When you want to make important decisions about relationships or anything else that’s important to you, you will find it helpful to expand your awareness to gain different insights that will inform your ability to decide. The following questioning process takes you through all three aspects described above.
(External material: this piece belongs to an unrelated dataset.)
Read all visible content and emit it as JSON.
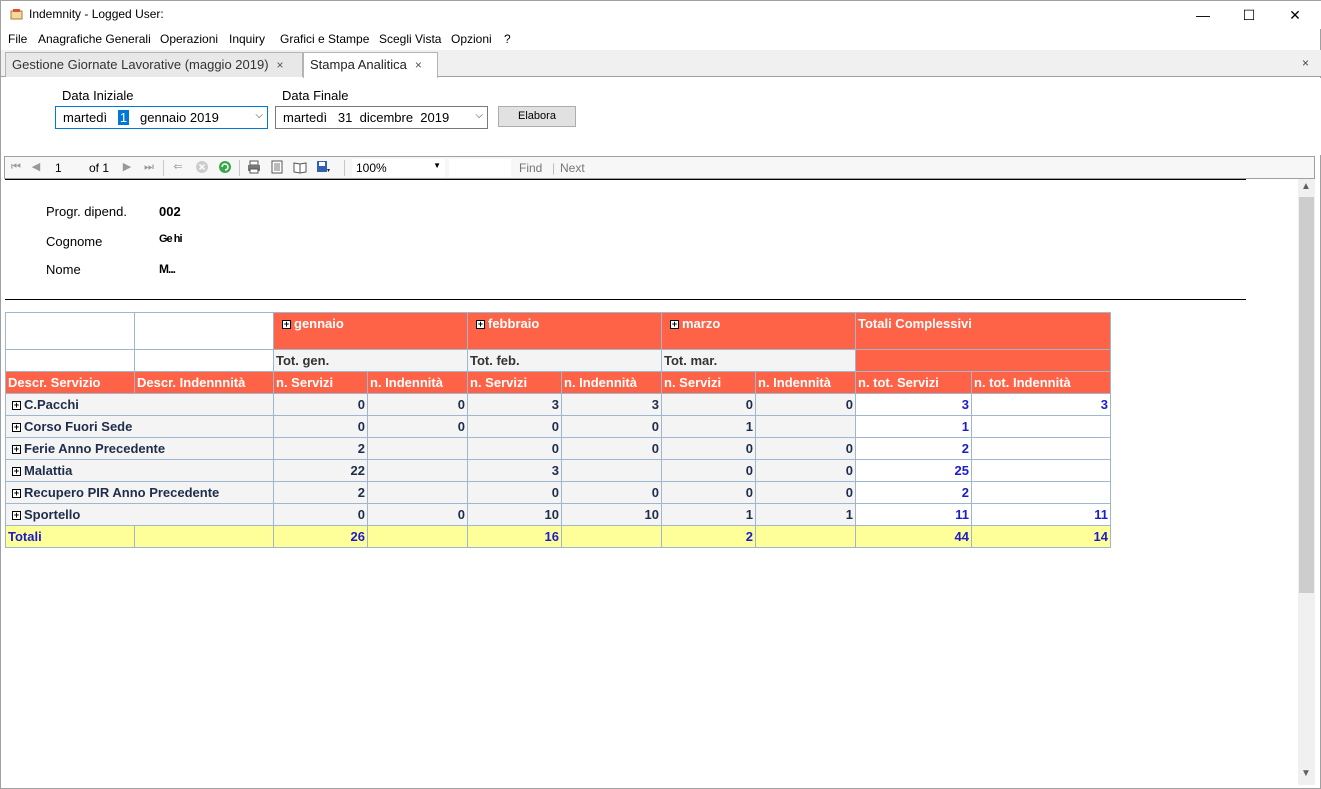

Give yourself the emotional space to notice what’s going on for you in response to each question.
- What are you scared of?
- What does your ego want from this relationship?
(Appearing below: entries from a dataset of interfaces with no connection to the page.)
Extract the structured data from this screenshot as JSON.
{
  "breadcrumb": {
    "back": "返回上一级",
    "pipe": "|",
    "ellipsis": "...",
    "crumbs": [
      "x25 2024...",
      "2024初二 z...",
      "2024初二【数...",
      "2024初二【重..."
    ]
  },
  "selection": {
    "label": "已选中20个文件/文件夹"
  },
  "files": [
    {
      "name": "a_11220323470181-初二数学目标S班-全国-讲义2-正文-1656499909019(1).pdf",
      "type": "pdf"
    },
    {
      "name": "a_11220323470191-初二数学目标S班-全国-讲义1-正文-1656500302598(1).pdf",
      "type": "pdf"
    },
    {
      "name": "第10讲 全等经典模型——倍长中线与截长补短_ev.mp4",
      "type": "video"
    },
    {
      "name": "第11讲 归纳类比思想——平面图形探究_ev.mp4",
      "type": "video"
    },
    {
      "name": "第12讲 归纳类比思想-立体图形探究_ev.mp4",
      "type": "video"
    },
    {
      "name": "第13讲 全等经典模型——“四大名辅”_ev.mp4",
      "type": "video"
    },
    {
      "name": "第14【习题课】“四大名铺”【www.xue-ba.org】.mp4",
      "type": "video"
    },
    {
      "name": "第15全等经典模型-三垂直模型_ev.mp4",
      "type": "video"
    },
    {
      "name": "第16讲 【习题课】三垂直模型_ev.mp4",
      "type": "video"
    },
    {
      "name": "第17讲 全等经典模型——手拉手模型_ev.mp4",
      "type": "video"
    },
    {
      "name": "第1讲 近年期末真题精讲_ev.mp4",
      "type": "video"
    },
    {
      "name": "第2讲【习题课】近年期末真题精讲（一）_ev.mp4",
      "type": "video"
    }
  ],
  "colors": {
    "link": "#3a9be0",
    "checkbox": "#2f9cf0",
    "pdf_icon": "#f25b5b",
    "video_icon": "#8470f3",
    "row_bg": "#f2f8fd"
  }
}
- What does your partner really want that will cause them to feel loved and appreciated?
- What do you really want to feel loved and appreciated?
- Are you prepared to love and appreciate every aspect of you?
- Are you prepared to love and appreciate every aspect of them?
- How are you feeling about them right now?
- How are you feeling about yourself right now?
- What thoughts are you thinking about them that’s causing you to feel this?
- What other thoughts could you think instead that will change how you feel?
- What judgements and assumptions are you making about their behaviour?
- What limiting beliefs does your partner bring up in you?
- When did you decide to believe this?
- How does this belief benefit you?
- If you didn’t believe this and believed the opposite what would change?
- What has your partner taught you about yourself?
- How have you grown and developed as a result of knowing them?
- What new insights do you have about your relationship?
- What action feels right to take as the next step?
Difficulties in relationships are challenges because they provoke you to work on yourself. The very effort you invest in overcoming these challenges creates a change within you that elevates you to a higher version of yourself. Trust that you will know when to walk away and when to stay in the game. If you do decide to walk away then remind yourself that this relationship prepared you for someone better, someone more aligned to your truth. If you decide to stay in the game – take some deep breaths. Relationships are a catalyst for your own emotional pain to come to the surface for healing. Regardless of the outcome every relationship teaches you something about yourself.